WORK INSTRUCTION:
Your answer is to be the count alone: the number of lines in the data below where "calismasi" appears.

EXERCISE DATA:
+ + + + +

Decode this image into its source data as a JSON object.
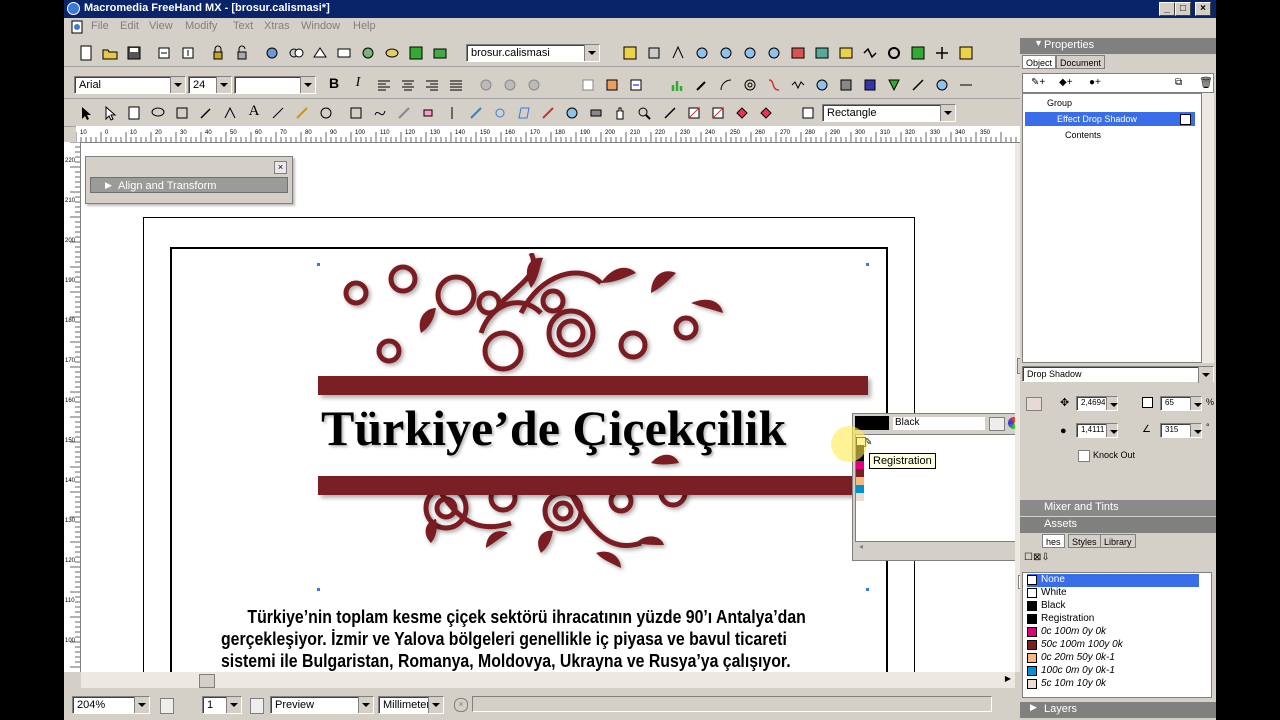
{
  "window": {
    "title": "Macromedia FreeHand MX - [brosur.calismasi*]"
  },
  "menu": [
    "File",
    "Edit",
    "View",
    "Modify",
    "Text",
    "Xtras",
    "Window",
    "Help"
  ],
  "toolbar": {
    "document_select": "brosur.calismasi",
    "font_family": "Arial",
    "font_size": "24",
    "font_style": "",
    "tool_shape": "Rectangle"
  },
  "ruler": {
    "h_labels": [
      "10",
      "0",
      "10",
      "20",
      "30",
      "40",
      "50",
      "60",
      "70",
      "80",
      "90",
      "100",
      "110",
      "120",
      "130",
      "140",
      "150",
      "160",
      "170",
      "180",
      "190",
      "200",
      "210",
      "220",
      "230",
      "240",
      "250",
      "260",
      "270",
      "280",
      "290",
      "300",
      "310",
      "320",
      "330",
      "340",
      "350"
    ],
    "v_labels": [
      "220",
      "210",
      "200",
      "190",
      "180",
      "170",
      "160",
      "150",
      "140",
      "130",
      "120",
      "110",
      "100"
    ]
  },
  "align_panel": {
    "title": "Align and Transform"
  },
  "document": {
    "heading": "Türkiye’de Çiçekçilik",
    "body_line1": "Türkiye’nin toplam kesme çiçek sektörü ihracatının yüzde 90’ı Antalya’dan",
    "body_line2": "gerçekleşiyor. İzmir ve Yalova bölgeleri genellikle iç piyasa ve bavul ticareti",
    "body_line3": "sistemi ile Bulgaristan, Romanya, Moldovya, Ukrayna ve Rusya’ya çalışıyor.",
    "accent_color": "#7a1f24"
  },
  "swatch_popup": {
    "current": "Black",
    "tooltip": "Registration"
  },
  "statusbar": {
    "zoom": "204%",
    "page": "1",
    "view_mode": "Preview",
    "units": "Millimeters"
  },
  "properties": {
    "title": "Properties",
    "tabs": [
      "Object",
      "Document"
    ],
    "tree": [
      "Group",
      "Effect Drop Shadow",
      "Contents"
    ],
    "effect": "Drop Shadow",
    "offset_x": "2,4694",
    "offset_y": "1,4111",
    "opacity": "65",
    "angle": "315",
    "knock_out": "Knock Out"
  },
  "mixer": {
    "title": "Mixer and Tints"
  },
  "assets": {
    "title": "Assets",
    "tabs": [
      "hes",
      "Styles",
      "Library"
    ],
    "swatches": [
      {
        "name": "None",
        "color": "#ffffff"
      },
      {
        "name": "White",
        "color": "#ffffff"
      },
      {
        "name": "Black",
        "color": "#000000"
      },
      {
        "name": "Registration",
        "color": "#000000"
      },
      {
        "name": "0c 100m 0y 0k",
        "color": "#e0007a"
      },
      {
        "name": "50c 100m 100y 0k",
        "color": "#7a1f24"
      },
      {
        "name": "0c 20m 50y 0k-1",
        "color": "#f7b97f"
      },
      {
        "name": "100c 0m 0y 0k-1",
        "color": "#0091d5"
      },
      {
        "name": "5c 10m 10y 0k",
        "color": "#ecdcd6"
      }
    ]
  },
  "layers": {
    "title": "Layers"
  }
}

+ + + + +

PROBLEM SOLUTION:
2